In my experience, the first night is brutal, the second night is slightly better, the third night slightly better still, and within about a week they are more or less good to go! They will still have the occasional ‘off’ night, and traveling or sickness might mess with things, but once they have learned the necessary skills to soothe themselves and put themselves to sleep without much help from you, it isn’t too tough to get them back into proper sleep mode if they should get out of their normal sleep routine for whatever reason.
A few more thoughts:
- Forrest and Darcy both sleep better with fans running rather noisily in the room. I think my family probably snickers quietly whenever we all get together and I show up lugging a gigantic box fan for the kids to sleep next to, but hey, it helps! And I love that the white noise blocks household noise—I don’t feel like I have to tiptoe around the house while they’re asleep since the fan covers up any noise I might make.
- Darcy really seems to benefit, sleep-wise, from having toys in the crib with her. I know you’re not supposed to have anything in the crib with baby, but man, she loves having snuggly toys to cuddle with. Whenever I peek in at her in the night or during naps, she is always snuggling with something—she really seems to find those toys comforting. And when she wakes in the night, I have sometimes heard her laughing and playing with her toys for a while before falling asleep again without crying. So I guess this is something you’ll have to consider and decide on your own, with the knowledge that extra items like toys in the crib are not recommended, but may be helpful if your baby is a snuggler or might entertain herself and put herself back to sleep if she has something in there to keep her occupied. My babies also both love(d) watching themselves in those crib mirrors that tie onto the crib slats (a little entertainment value with less risk, since it secures to the crib).
- When I started sleep training Forrest, I took away the pacifier. My logic was that he didn’t yet have the coordination to put it back in his mouth during the night, so I didn’t want him to rely on it to fall asleep since he might wake in the night and need it to fall back asleep, but wouldn’t be able to replace it himself. He very quickly switched to sucking his fingers—a habit that continues to this day, and I suppose time will tell if this was a bad trade-off. I did the same for Darcy, but reintroduced the paci after maybe a month or two of sleep training since she seemed to really miss it, and it hasn’t been a problem (maybe because she was a little older when I gave the paci at nights, and she has the dexterity to put it in her mouth when she wakes?). I clip one paci to her sleep sack (making sure to clip it quite low so it just barely reaches her mouth—I don’t want slack in the ribbon that could be a strangulation hazard), drop another paci in the crib, and she also has one stuffed animal with a paci attached. When I peek in at her at night, she’s just as likely to be sucking any of the three paci options, and sometimes none of them.

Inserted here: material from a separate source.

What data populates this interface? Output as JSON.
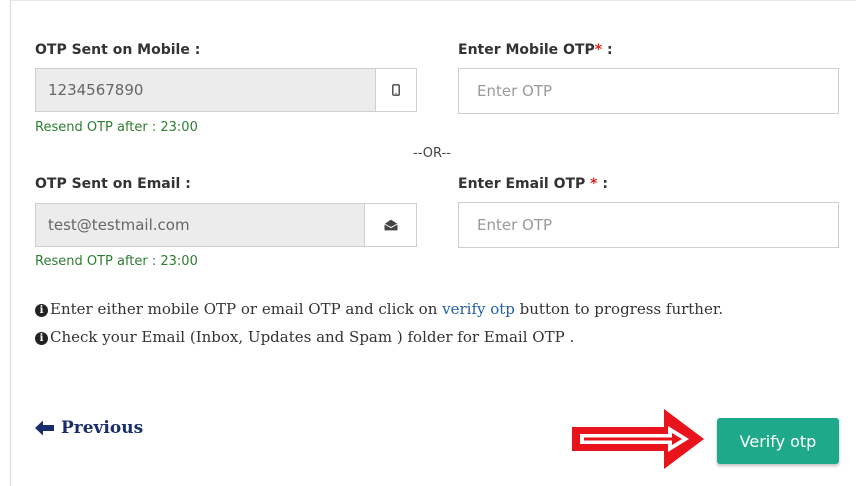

- I found nighttime feedings a little tricky to navigate . . . I think 1 nighttime feeding for a 4/5 month old is probably reasonable, so I continued to feed both Forrest and Darcy just once in the night while sleep training. Forrest dropped this feeding on his own within a few weeks of beginning sleep training—yay! Darcy did not—boo. When she was about 6 months old (and pushing the 90th percentile for height and weight, leading me to believe a nighttime feeding was more preference/habit than necessity), I cut that feeding out and just let her cry when she woke expecting to eat. This is also when I reintroduced the pacifier for her at night—she seemed to not mind too much, and really only cried one or two nights, and not for a very long time. I suppose the paci satisfied her when she wanted to eat.
All right. That’s all I’ve got for you today. I’d love to hear your experience with sleep training—what worked or didn’t work for you and your kids? It’s such a tricky, guilt-ridden, difficult part of parenting babies, and I’m always interested in learning how other moms handle it.